** Excerpted records follows **

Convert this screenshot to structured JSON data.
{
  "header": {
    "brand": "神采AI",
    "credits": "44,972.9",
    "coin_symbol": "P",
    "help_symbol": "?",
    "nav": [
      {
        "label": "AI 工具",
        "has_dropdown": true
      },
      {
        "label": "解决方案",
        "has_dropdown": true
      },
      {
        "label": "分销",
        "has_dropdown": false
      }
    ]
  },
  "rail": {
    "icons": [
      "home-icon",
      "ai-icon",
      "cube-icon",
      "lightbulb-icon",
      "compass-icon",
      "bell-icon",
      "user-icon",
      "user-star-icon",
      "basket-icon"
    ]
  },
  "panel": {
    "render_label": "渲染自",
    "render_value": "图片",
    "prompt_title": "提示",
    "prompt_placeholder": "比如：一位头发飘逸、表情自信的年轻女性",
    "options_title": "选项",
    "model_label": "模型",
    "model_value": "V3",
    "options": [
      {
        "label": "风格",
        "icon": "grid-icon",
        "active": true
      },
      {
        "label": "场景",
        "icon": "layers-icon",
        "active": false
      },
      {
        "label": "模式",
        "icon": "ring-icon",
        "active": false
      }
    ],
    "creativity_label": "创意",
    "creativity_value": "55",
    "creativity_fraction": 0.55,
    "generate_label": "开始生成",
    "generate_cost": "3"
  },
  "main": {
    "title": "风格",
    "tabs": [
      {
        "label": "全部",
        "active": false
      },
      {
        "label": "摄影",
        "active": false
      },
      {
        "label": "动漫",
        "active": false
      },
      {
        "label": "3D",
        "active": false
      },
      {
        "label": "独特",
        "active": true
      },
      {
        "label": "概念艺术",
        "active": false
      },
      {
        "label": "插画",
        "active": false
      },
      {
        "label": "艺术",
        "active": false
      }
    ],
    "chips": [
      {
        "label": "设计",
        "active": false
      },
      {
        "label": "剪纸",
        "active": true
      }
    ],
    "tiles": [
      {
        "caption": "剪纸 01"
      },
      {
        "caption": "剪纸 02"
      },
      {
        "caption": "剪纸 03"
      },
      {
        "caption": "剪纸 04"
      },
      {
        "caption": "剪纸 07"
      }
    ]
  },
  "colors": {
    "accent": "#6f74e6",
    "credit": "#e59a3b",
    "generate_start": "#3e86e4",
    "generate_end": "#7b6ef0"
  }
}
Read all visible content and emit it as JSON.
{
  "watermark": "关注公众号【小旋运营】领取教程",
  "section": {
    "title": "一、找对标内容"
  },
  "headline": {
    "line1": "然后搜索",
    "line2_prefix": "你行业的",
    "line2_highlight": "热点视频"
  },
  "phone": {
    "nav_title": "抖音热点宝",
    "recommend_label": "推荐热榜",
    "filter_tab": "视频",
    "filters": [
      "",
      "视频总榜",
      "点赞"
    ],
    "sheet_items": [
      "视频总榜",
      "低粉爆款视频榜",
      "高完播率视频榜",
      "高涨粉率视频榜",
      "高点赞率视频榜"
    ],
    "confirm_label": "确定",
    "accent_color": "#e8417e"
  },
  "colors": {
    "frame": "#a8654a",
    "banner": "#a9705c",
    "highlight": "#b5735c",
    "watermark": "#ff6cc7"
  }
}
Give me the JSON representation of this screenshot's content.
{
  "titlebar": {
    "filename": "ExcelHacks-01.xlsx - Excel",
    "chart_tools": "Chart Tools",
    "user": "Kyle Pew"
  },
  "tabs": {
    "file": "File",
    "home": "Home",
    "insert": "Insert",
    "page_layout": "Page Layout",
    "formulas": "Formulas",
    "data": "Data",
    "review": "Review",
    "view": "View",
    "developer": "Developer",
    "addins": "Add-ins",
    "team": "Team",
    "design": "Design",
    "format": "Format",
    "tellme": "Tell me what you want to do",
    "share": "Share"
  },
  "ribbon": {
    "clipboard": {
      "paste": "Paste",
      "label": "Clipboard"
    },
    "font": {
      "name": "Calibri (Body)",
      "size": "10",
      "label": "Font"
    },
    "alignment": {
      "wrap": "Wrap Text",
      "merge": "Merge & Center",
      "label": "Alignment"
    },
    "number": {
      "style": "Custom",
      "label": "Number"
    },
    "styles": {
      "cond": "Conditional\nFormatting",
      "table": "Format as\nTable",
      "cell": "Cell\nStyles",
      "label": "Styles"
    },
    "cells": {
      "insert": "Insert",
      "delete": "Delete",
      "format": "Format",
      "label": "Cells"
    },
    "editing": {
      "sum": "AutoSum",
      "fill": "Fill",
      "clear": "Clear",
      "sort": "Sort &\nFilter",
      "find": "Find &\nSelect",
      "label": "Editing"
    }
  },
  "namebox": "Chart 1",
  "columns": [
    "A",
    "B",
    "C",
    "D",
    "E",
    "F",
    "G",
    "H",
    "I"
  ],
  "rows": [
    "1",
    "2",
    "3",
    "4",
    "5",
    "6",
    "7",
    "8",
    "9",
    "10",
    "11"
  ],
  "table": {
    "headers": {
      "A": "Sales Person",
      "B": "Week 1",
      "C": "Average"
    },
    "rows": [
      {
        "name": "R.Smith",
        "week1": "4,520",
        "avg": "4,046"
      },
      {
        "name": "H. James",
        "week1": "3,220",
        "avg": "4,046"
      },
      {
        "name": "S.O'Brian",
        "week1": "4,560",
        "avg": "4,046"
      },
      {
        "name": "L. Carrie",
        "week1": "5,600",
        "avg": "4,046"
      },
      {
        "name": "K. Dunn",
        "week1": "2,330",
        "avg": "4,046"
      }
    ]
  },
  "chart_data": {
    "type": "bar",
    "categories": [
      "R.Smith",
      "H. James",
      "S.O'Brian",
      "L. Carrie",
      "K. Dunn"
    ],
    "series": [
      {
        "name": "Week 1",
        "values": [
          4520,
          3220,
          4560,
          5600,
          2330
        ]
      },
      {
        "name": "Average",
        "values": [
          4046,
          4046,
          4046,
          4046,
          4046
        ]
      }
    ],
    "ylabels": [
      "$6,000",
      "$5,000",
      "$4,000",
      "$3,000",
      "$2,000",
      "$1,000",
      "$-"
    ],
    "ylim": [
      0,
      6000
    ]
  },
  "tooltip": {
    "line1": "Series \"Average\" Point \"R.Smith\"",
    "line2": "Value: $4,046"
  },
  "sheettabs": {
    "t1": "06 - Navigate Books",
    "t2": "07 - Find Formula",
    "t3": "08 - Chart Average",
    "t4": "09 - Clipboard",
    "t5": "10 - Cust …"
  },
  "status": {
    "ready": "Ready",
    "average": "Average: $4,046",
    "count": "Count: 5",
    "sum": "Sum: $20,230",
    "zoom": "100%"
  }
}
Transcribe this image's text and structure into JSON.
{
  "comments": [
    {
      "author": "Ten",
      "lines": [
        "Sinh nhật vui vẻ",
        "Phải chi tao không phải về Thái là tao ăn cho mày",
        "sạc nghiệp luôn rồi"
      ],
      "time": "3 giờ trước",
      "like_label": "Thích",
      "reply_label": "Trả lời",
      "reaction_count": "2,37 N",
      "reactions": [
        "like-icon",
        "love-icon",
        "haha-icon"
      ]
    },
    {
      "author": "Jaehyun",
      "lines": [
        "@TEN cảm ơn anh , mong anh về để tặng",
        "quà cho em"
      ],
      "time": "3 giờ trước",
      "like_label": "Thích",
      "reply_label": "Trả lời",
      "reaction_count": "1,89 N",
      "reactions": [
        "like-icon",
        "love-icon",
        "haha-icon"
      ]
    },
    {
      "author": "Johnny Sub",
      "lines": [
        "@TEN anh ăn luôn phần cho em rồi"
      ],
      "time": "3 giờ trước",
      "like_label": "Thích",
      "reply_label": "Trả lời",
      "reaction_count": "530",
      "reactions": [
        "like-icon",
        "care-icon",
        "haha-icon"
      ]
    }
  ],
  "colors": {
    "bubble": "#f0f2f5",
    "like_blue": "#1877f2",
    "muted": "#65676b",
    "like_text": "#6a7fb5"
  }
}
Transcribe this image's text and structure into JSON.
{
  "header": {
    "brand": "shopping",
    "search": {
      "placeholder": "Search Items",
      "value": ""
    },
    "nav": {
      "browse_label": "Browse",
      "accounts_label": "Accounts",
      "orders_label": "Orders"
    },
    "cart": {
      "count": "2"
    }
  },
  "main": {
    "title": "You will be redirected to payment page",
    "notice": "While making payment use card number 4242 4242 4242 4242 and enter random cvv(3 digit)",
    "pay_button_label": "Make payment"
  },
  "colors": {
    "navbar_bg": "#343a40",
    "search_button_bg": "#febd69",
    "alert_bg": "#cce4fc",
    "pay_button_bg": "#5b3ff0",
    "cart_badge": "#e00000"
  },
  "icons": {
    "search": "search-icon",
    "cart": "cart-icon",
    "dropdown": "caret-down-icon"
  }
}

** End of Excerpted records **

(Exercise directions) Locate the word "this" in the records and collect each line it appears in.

(Answer box)
Convert this screenshot to structured JSON data.
Give me the JSON representation of this screenshot's content.
Transcribe this image's text and structure into JSON.
Transcribe this image's text and structure into JSON.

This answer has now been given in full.